═══ Data excerpts ═══

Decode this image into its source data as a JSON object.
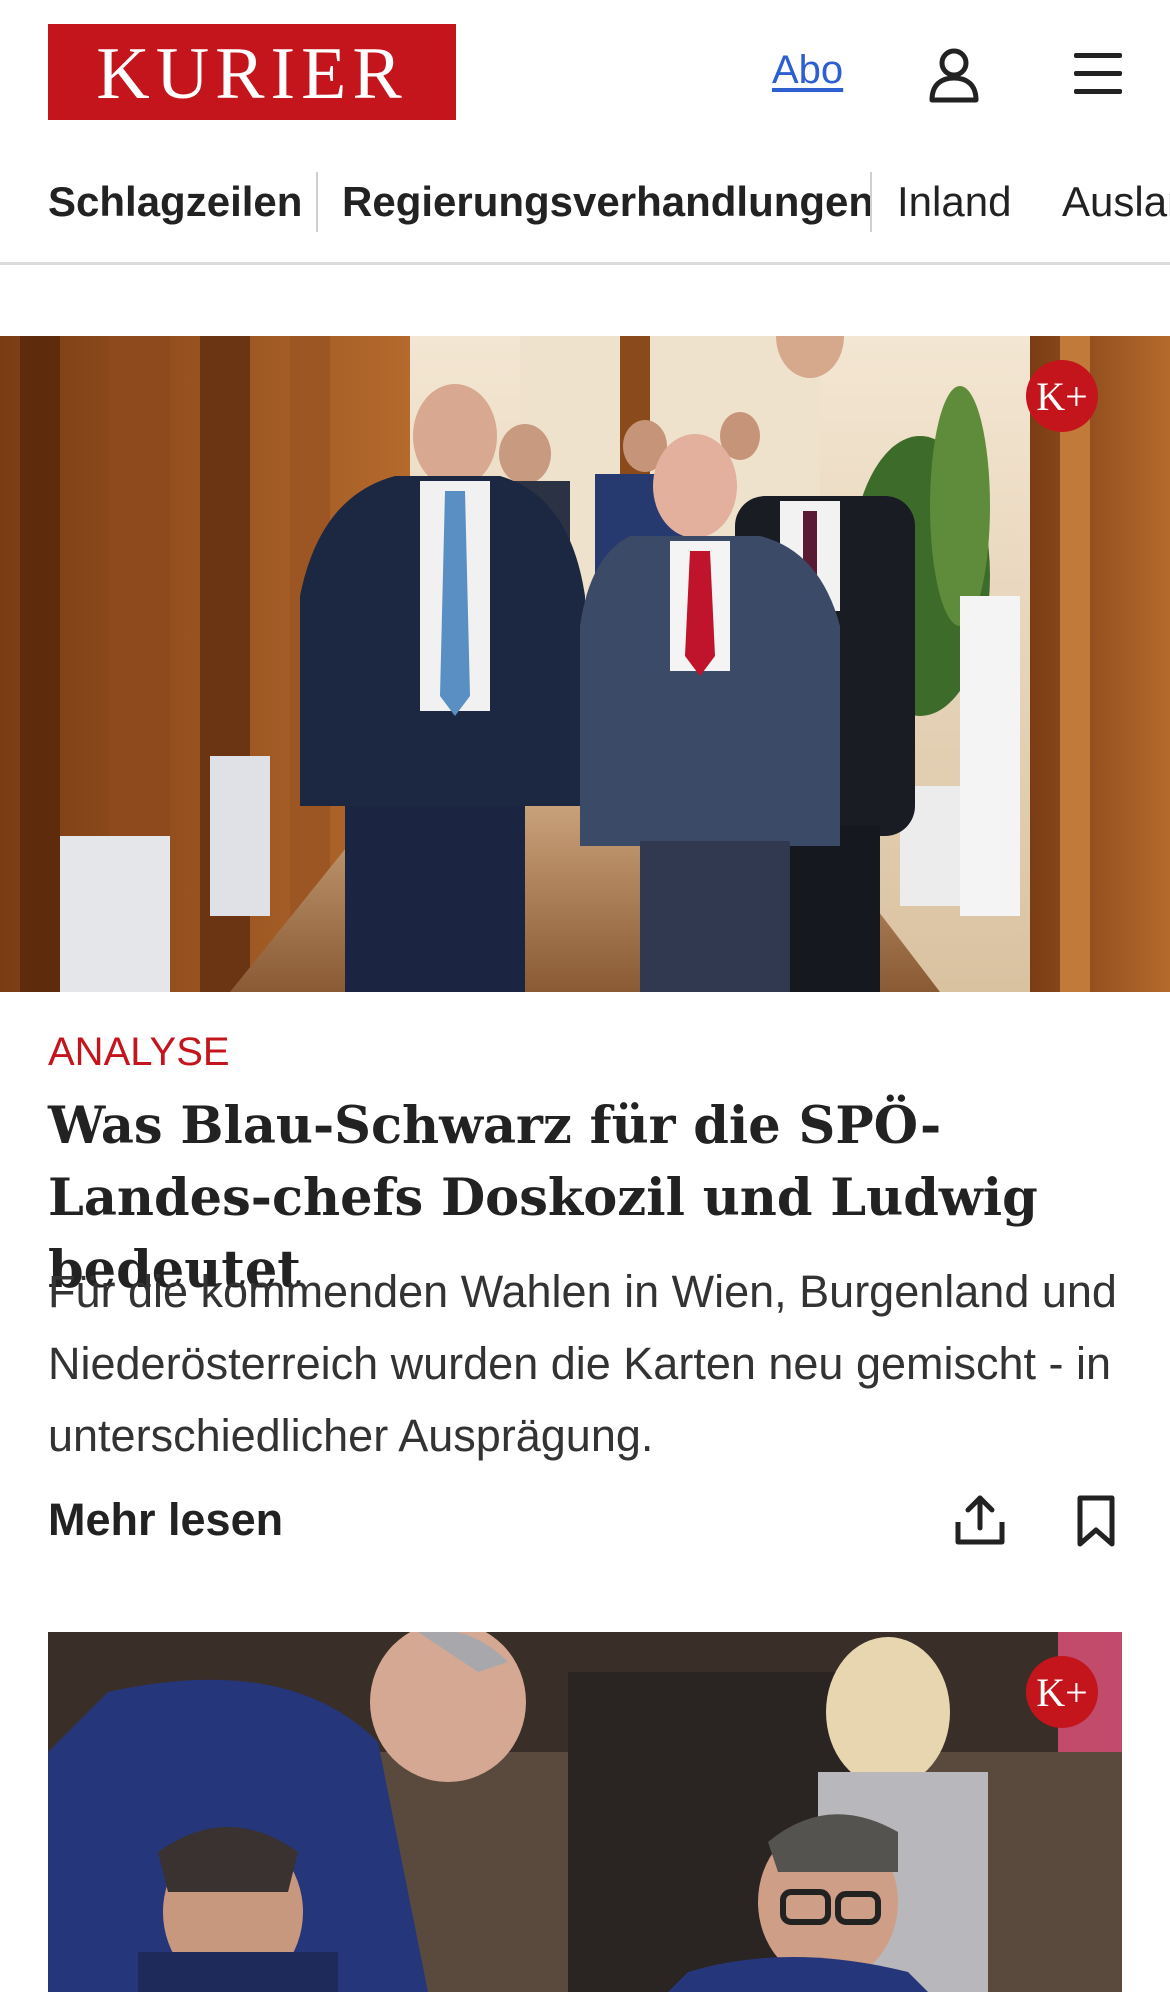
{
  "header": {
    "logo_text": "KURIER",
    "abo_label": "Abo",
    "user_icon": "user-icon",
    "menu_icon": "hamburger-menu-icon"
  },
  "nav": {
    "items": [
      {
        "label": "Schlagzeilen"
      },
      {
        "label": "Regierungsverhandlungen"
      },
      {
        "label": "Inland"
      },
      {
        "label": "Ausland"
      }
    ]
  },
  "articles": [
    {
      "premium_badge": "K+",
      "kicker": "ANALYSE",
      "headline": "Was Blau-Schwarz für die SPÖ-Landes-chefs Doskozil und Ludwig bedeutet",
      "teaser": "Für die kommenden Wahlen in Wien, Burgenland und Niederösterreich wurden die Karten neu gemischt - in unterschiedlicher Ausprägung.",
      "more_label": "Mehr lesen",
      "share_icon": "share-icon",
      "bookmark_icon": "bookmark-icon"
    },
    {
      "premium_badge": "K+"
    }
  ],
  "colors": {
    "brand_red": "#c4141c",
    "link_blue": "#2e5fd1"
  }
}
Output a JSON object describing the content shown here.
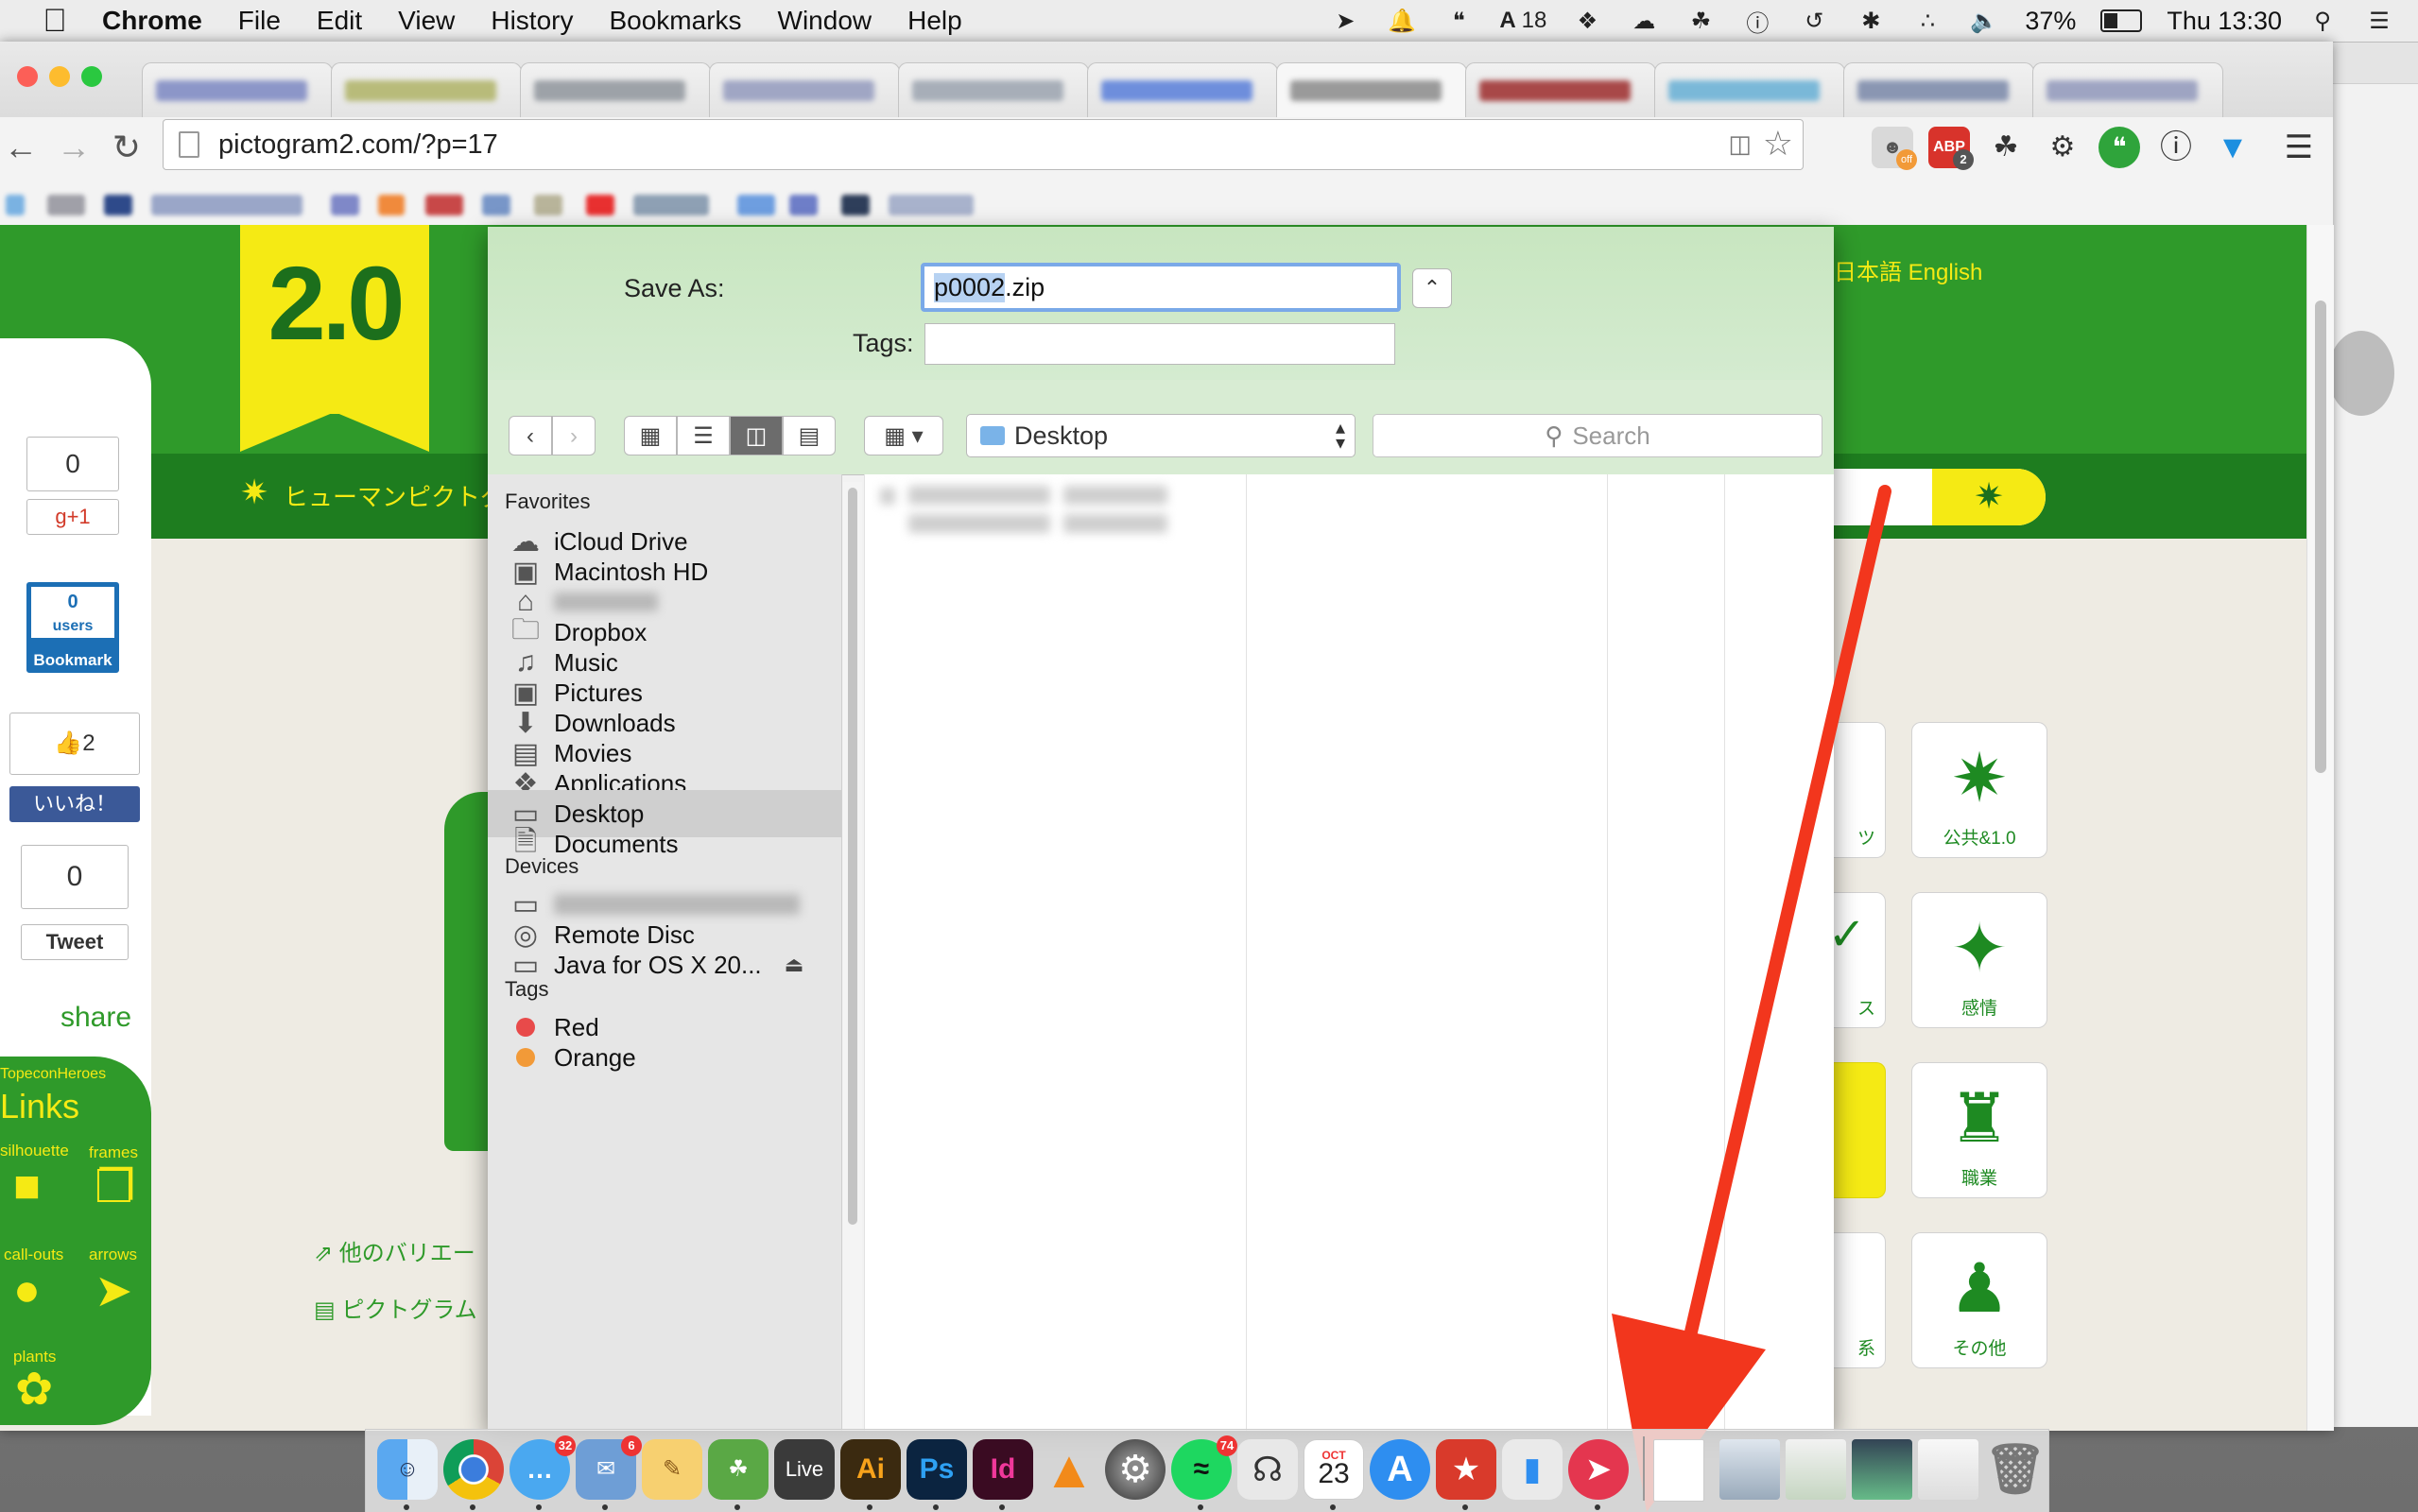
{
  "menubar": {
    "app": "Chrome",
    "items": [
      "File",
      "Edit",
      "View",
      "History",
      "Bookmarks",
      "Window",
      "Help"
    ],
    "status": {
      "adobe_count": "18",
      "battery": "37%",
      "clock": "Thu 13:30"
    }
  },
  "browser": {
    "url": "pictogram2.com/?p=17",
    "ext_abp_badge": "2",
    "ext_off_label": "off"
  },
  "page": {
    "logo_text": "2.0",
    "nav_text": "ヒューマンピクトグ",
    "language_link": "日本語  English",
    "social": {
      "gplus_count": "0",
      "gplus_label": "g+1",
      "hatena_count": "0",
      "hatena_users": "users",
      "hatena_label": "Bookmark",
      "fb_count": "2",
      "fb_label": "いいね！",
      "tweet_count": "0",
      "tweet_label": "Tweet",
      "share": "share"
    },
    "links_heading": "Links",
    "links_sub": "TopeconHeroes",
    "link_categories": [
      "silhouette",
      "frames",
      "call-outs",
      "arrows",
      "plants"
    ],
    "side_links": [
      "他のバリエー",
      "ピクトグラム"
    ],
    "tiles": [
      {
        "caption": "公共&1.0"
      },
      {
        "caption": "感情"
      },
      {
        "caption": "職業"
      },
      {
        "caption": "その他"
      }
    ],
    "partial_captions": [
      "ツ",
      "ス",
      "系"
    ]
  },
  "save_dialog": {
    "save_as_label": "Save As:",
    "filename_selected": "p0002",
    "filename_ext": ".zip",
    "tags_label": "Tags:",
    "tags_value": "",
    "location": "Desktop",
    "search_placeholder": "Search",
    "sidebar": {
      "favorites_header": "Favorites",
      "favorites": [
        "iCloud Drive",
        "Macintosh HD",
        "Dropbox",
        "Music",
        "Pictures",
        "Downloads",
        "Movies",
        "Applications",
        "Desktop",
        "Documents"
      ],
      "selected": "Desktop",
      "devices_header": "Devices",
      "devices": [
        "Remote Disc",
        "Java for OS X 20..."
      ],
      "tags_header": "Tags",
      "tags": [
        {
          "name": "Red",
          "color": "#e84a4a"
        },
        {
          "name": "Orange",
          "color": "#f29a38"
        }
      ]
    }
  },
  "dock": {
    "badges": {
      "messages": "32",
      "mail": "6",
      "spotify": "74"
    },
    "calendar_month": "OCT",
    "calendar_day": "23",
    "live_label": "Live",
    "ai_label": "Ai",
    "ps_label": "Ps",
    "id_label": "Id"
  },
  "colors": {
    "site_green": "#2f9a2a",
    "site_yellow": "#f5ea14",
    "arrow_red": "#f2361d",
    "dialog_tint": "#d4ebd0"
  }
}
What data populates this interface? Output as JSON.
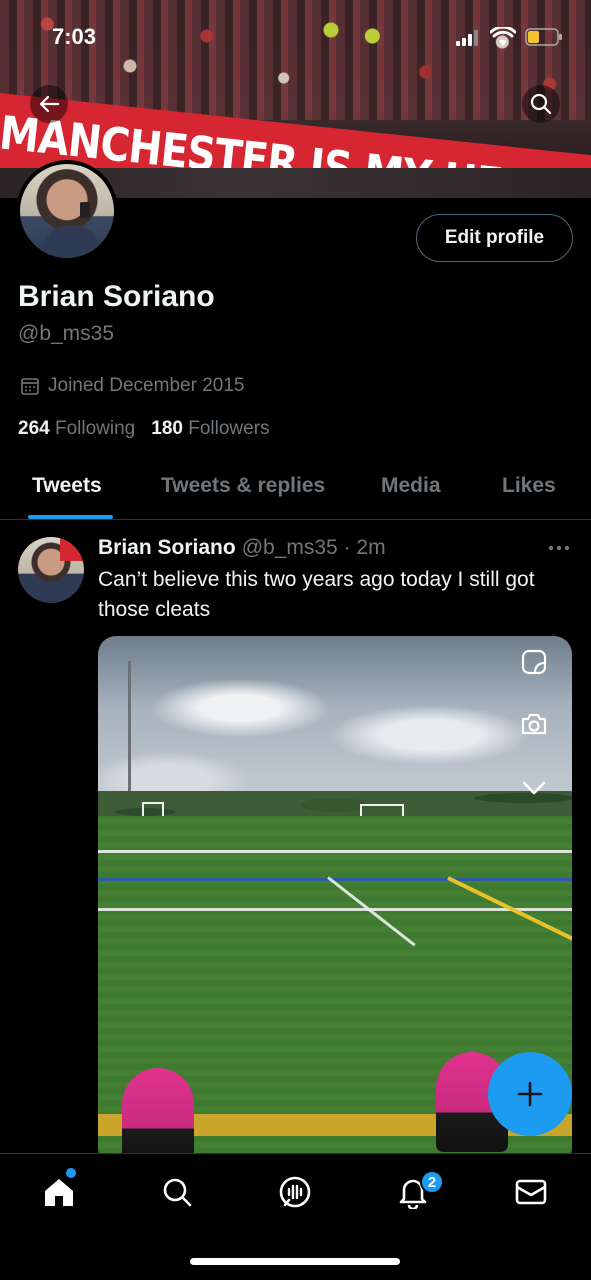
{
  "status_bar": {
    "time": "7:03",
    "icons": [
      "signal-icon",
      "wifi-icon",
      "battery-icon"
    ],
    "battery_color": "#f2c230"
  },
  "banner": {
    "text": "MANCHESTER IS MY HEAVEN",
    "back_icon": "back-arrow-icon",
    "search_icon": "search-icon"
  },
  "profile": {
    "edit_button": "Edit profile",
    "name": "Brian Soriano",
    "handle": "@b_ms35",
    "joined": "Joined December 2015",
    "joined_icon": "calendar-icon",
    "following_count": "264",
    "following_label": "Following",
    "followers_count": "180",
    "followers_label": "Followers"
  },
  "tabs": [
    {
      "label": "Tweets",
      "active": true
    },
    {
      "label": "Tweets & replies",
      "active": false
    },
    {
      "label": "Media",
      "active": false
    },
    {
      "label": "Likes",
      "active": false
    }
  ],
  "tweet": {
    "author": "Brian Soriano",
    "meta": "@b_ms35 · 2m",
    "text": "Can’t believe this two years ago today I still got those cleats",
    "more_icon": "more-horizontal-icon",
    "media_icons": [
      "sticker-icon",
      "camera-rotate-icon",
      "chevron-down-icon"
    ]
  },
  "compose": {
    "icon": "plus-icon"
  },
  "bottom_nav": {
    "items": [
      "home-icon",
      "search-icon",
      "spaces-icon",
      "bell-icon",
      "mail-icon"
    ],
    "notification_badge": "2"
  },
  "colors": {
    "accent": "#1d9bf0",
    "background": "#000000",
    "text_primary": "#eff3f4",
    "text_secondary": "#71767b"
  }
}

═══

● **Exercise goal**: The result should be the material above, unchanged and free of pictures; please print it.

● **Solution to this problem**:
Decode this image into its source data as a JSON object.
{
  "header": {
    "logo_text": "KURIER",
    "abo_label": "Abo",
    "user_icon": "user-icon",
    "menu_icon": "hamburger-menu-icon"
  },
  "nav": {
    "items": [
      {
        "label": "Schlagzeilen"
      },
      {
        "label": "Regierungsverhandlungen"
      },
      {
        "label": "Inland"
      },
      {
        "label": "Ausland"
      }
    ]
  },
  "articles": [
    {
      "premium_badge": "K+",
      "kicker": "ANALYSE",
      "headline": "Was Blau-Schwarz für die SPÖ-Landes-chefs Doskozil und Ludwig bedeutet",
      "teaser": "Für die kommenden Wahlen in Wien, Burgenland und Niederösterreich wurden die Karten neu gemischt - in unterschiedlicher Ausprägung.",
      "more_label": "Mehr lesen",
      "share_icon": "share-icon",
      "bookmark_icon": "bookmark-icon"
    },
    {
      "premium_badge": "K+"
    }
  ],
  "colors": {
    "brand_red": "#c4141c",
    "link_blue": "#2e5fd1"
  }
}
Output a JSON object describing the content shown here.
{
  "menubar": {
    "app": "Chrome",
    "items": [
      "File",
      "Edit",
      "View",
      "History",
      "Bookmarks",
      "Window",
      "Help"
    ],
    "status": {
      "adobe_count": "18",
      "battery": "37%",
      "clock": "Thu 13:30"
    }
  },
  "browser": {
    "url": "pictogram2.com/?p=17",
    "ext_abp_badge": "2",
    "ext_off_label": "off"
  },
  "page": {
    "logo_text": "2.0",
    "nav_text": "ヒューマンピクトグ",
    "language_link": "日本語  English",
    "social": {
      "gplus_count": "0",
      "gplus_label": "g+1",
      "hatena_count": "0",
      "hatena_users": "users",
      "hatena_label": "Bookmark",
      "fb_count": "2",
      "fb_label": "いいね！",
      "tweet_count": "0",
      "tweet_label": "Tweet",
      "share": "share"
    },
    "links_heading": "Links",
    "links_sub": "TopeconHeroes",
    "link_categories": [
      "silhouette",
      "frames",
      "call-outs",
      "arrows",
      "plants"
    ],
    "side_links": [
      "他のバリエー",
      "ピクトグラム"
    ],
    "tiles": [
      {
        "caption": "公共&1.0"
      },
      {
        "caption": "感情"
      },
      {
        "caption": "職業"
      },
      {
        "caption": "その他"
      }
    ],
    "partial_captions": [
      "ツ",
      "ス",
      "系"
    ]
  },
  "save_dialog": {
    "save_as_label": "Save As:",
    "filename_selected": "p0002",
    "filename_ext": ".zip",
    "tags_label": "Tags:",
    "tags_value": "",
    "location": "Desktop",
    "search_placeholder": "Search",
    "sidebar": {
      "favorites_header": "Favorites",
      "favorites": [
        "iCloud Drive",
        "Macintosh HD",
        "Dropbox",
        "Music",
        "Pictures",
        "Downloads",
        "Movies",
        "Applications",
        "Desktop",
        "Documents"
      ],
      "selected": "Desktop",
      "devices_header": "Devices",
      "devices": [
        "Remote Disc",
        "Java for OS X 20..."
      ],
      "tags_header": "Tags",
      "tags": [
        {
          "name": "Red",
          "color": "#e84a4a"
        },
        {
          "name": "Orange",
          "color": "#f29a38"
        }
      ]
    }
  },
  "dock": {
    "badges": {
      "messages": "32",
      "mail": "6",
      "spotify": "74"
    },
    "calendar_month": "OCT",
    "calendar_day": "23",
    "live_label": "Live",
    "ai_label": "Ai",
    "ps_label": "Ps",
    "id_label": "Id"
  },
  "colors": {
    "site_green": "#2f9a2a",
    "site_yellow": "#f5ea14",
    "arrow_red": "#f2361d",
    "dialog_tint": "#d4ebd0"
  }
}
What data populates this interface? Output as JSON.
{
  "status_bar": {
    "time": "7:03",
    "icons": [
      "signal-icon",
      "wifi-icon",
      "battery-icon"
    ],
    "battery_color": "#f2c230"
  },
  "banner": {
    "text": "MANCHESTER IS MY HEAVEN",
    "back_icon": "back-arrow-icon",
    "search_icon": "search-icon"
  },
  "profile": {
    "edit_button": "Edit profile",
    "name": "Brian Soriano",
    "handle": "@b_ms35",
    "joined": "Joined December 2015",
    "joined_icon": "calendar-icon",
    "following_count": "264",
    "following_label": "Following",
    "followers_count": "180",
    "followers_label": "Followers"
  },
  "tabs": [
    {
      "label": "Tweets",
      "active": true
    },
    {
      "label": "Tweets & replies",
      "active": false
    },
    {
      "label": "Media",
      "active": false
    },
    {
      "label": "Likes",
      "active": false
    }
  ],
  "tweet": {
    "author": "Brian Soriano",
    "meta": "@b_ms35 · 2m",
    "text": "Can’t believe this two years ago today I still got those cleats",
    "more_icon": "more-horizontal-icon",
    "media_icons": [
      "sticker-icon",
      "camera-rotate-icon",
      "chevron-down-icon"
    ]
  },
  "compose": {
    "icon": "plus-icon"
  },
  "bottom_nav": {
    "items": [
      "home-icon",
      "search-icon",
      "spaces-icon",
      "bell-icon",
      "mail-icon"
    ],
    "notification_badge": "2"
  },
  "colors": {
    "accent": "#1d9bf0",
    "background": "#000000",
    "text_primary": "#eff3f4",
    "text_secondary": "#71767b"
  }
}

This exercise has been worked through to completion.